# WHAT THIS TASK INVOLVES
Your answer must be the full set of records, copied exactly, with no pictures in it.

(Records from a data source)
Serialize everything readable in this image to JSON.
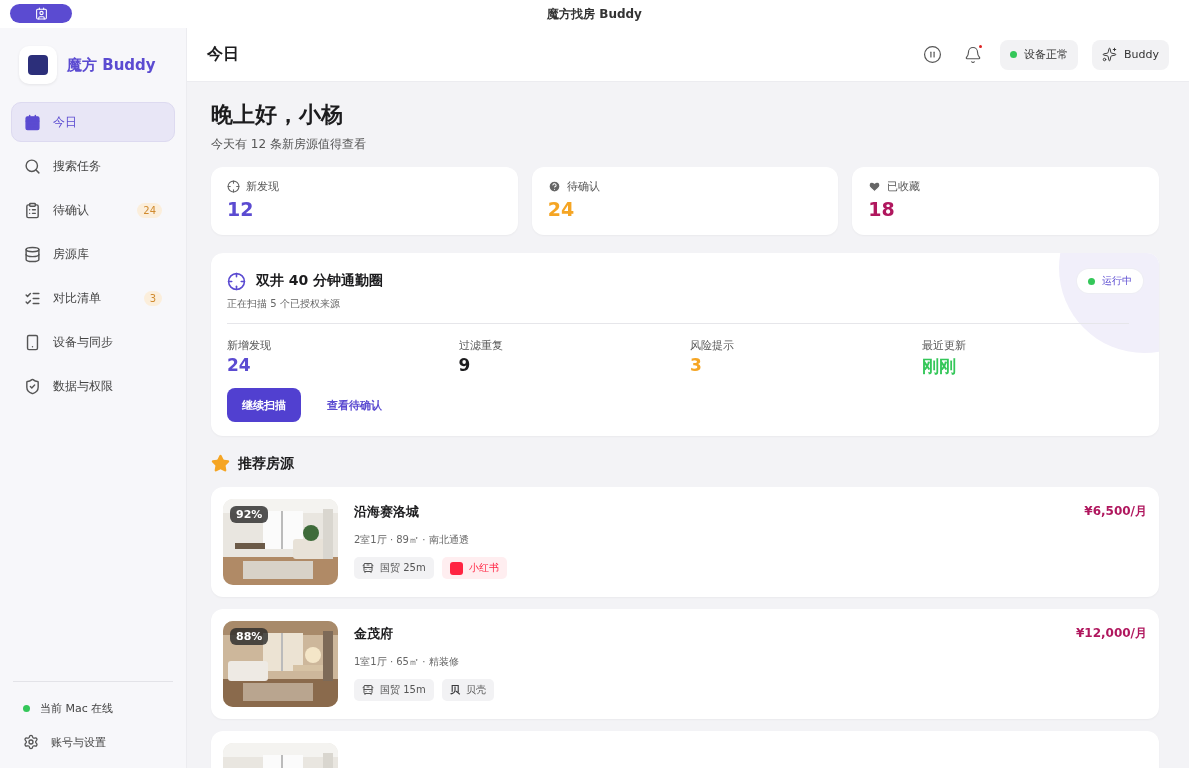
{
  "window": {
    "title": "魔方找房 Buddy"
  },
  "sidebar": {
    "brand": "魔方 Buddy",
    "items": [
      {
        "label": "今日",
        "selected": true
      },
      {
        "label": "搜索任务",
        "selected": false
      },
      {
        "label": "待确认",
        "selected": false,
        "badge": "24"
      },
      {
        "label": "房源库",
        "selected": false
      },
      {
        "label": "对比清单",
        "selected": false,
        "badge": "3"
      },
      {
        "label": "设备与同步",
        "selected": false
      },
      {
        "label": "数据与权限",
        "selected": false
      }
    ],
    "status": {
      "label": "当前 Mac 在线",
      "color": "#34c759"
    },
    "settings": "账号与设置"
  },
  "header": {
    "title": "今日",
    "device_status": {
      "label": "设备正常",
      "color": "#34c759"
    },
    "buddy_button": "Buddy"
  },
  "greeting": {
    "title": "晚上好，小杨",
    "subtitle": "今天有 12 条新房源值得查看"
  },
  "stats": [
    {
      "label": "新发现",
      "value": "12",
      "color": "#5b4bd1"
    },
    {
      "label": "待确认",
      "value": "24",
      "color": "#f5a524"
    },
    {
      "label": "已收藏",
      "value": "18",
      "color": "#b0175e"
    }
  ],
  "task": {
    "title": "双井 40 分钟通勤圈",
    "subtitle": "正在扫描 5 个已授权来源",
    "status": {
      "label": "运行中",
      "color": "#34c759"
    },
    "metrics": [
      {
        "label": "新增发现",
        "value": "24",
        "color": "#5b4bd1"
      },
      {
        "label": "过滤重复",
        "value": "9",
        "color": "#1c1c1e"
      },
      {
        "label": "风险提示",
        "value": "3",
        "color": "#f5a524"
      },
      {
        "label": "最近更新",
        "value": "刚刚",
        "color": "#34c759"
      }
    ],
    "primary_button": "继续扫描",
    "secondary_button": "查看待确认"
  },
  "recommended": {
    "title": "推荐房源",
    "listings": [
      {
        "match": "92%",
        "name": "沿海赛洛城",
        "details": "2室1厅 · 89㎡ · 南北通透",
        "price": "¥6,500/月",
        "tags": [
          {
            "kind": "transit",
            "label": "国贸 25m"
          },
          {
            "kind": "source",
            "label": "小红书",
            "color": "#ff2442"
          }
        ]
      },
      {
        "match": "88%",
        "name": "金茂府",
        "details": "1室1厅 · 65㎡ · 精装修",
        "price": "¥12,000/月",
        "tags": [
          {
            "kind": "transit",
            "label": "国贸 15m"
          },
          {
            "kind": "source",
            "label": "贝壳",
            "mark": "贝",
            "color": "#3a3a3c"
          }
        ]
      },
      {
        "kind": "picture"
      }
    ]
  }
}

# RESULT OF THE TASK
Serialize everything readable in this image to JSON.
{
  "window": {
    "title": "魔方找房 Buddy"
  },
  "sidebar": {
    "brand": "魔方 Buddy",
    "items": [
      {
        "label": "今日",
        "selected": true
      },
      {
        "label": "搜索任务",
        "selected": false
      },
      {
        "label": "待确认",
        "selected": false,
        "badge": "24"
      },
      {
        "label": "房源库",
        "selected": false
      },
      {
        "label": "对比清单",
        "selected": false,
        "badge": "3"
      },
      {
        "label": "设备与同步",
        "selected": false
      },
      {
        "label": "数据与权限",
        "selected": false
      }
    ],
    "status": {
      "label": "当前 Mac 在线",
      "color": "#34c759"
    },
    "settings": "账号与设置"
  },
  "header": {
    "title": "今日",
    "device_status": {
      "label": "设备正常",
      "color": "#34c759"
    },
    "buddy_button": "Buddy"
  },
  "greeting": {
    "title": "晚上好，小杨",
    "subtitle": "今天有 12 条新房源值得查看"
  },
  "stats": [
    {
      "label": "新发现",
      "value": "12",
      "color": "#5b4bd1"
    },
    {
      "label": "待确认",
      "value": "24",
      "color": "#f5a524"
    },
    {
      "label": "已收藏",
      "value": "18",
      "color": "#b0175e"
    }
  ],
  "task": {
    "title": "双井 40 分钟通勤圈",
    "subtitle": "正在扫描 5 个已授权来源",
    "status": {
      "label": "运行中",
      "color": "#34c759"
    },
    "metrics": [
      {
        "label": "新增发现",
        "value": "24",
        "color": "#5b4bd1"
      },
      {
        "label": "过滤重复",
        "value": "9",
        "color": "#1c1c1e"
      },
      {
        "label": "风险提示",
        "value": "3",
        "color": "#f5a524"
      },
      {
        "label": "最近更新",
        "value": "刚刚",
        "color": "#34c759"
      }
    ],
    "primary_button": "继续扫描",
    "secondary_button": "查看待确认"
  },
  "recommended": {
    "title": "推荐房源",
    "listings": [
      {
        "match": "92%",
        "name": "沿海赛洛城",
        "details": "2室1厅 · 89㎡ · 南北通透",
        "price": "¥6,500/月",
        "tags": [
          {
            "kind": "transit",
            "label": "国贸 25m"
          },
          {
            "kind": "source",
            "label": "小红书",
            "color": "#ff2442"
          }
        ]
      },
      {
        "match": "88%",
        "name": "金茂府",
        "details": "1室1厅 · 65㎡ · 精装修",
        "price": "¥12,000/月",
        "tags": [
          {
            "kind": "transit",
            "label": "国贸 15m"
          },
          {
            "kind": "source",
            "label": "贝壳",
            "mark": "贝",
            "color": "#3a3a3c"
          }
        ]
      },
      {
        "kind": "picture"
      }
    ]
  }
}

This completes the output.